▸ PROBLEM STATEMENT
Give back all of the data verbatim.

▸ EXCERPTED RECORDS
____________________

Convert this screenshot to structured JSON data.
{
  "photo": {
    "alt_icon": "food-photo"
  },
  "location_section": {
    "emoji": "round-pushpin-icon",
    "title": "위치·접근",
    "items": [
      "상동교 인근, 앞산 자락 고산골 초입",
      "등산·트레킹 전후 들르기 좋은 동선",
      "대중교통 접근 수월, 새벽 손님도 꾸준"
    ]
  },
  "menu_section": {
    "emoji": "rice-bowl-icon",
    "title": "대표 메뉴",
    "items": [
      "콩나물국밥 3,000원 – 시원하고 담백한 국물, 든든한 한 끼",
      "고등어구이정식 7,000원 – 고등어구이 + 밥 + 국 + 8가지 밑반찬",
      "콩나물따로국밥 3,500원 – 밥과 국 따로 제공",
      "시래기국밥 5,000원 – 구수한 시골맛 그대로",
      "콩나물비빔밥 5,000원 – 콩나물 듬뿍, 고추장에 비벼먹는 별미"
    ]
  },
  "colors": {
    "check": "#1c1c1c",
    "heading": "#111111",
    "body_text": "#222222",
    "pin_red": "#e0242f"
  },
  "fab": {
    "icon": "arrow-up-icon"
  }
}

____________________

▸ WRITTEN RESPONSE
Convert this screenshot to structured JSON data.
{
  "photo": {
    "alt_icon": "food-photo"
  },
  "location_section": {
    "emoji": "round-pushpin-icon",
    "title": "위치·접근",
    "items": [
      "상동교 인근, 앞산 자락 고산골 초입",
      "등산·트레킹 전후 들르기 좋은 동선",
      "대중교통 접근 수월, 새벽 손님도 꾸준"
    ]
  },
  "menu_section": {
    "emoji": "rice-bowl-icon",
    "title": "대표 메뉴",
    "items": [
      "콩나물국밥 3,000원 – 시원하고 담백한 국물, 든든한 한 끼",
      "고등어구이정식 7,000원 – 고등어구이 + 밥 + 국 + 8가지 밑반찬",
      "콩나물따로국밥 3,500원 – 밥과 국 따로 제공",
      "시래기국밥 5,000원 – 구수한 시골맛 그대로",
      "콩나물비빔밥 5,000원 – 콩나물 듬뿍, 고추장에 비벼먹는 별미"
    ]
  },
  "colors": {
    "check": "#1c1c1c",
    "heading": "#111111",
    "body_text": "#222222",
    "pin_red": "#e0242f"
  },
  "fab": {
    "icon": "arrow-up-icon"
  }
}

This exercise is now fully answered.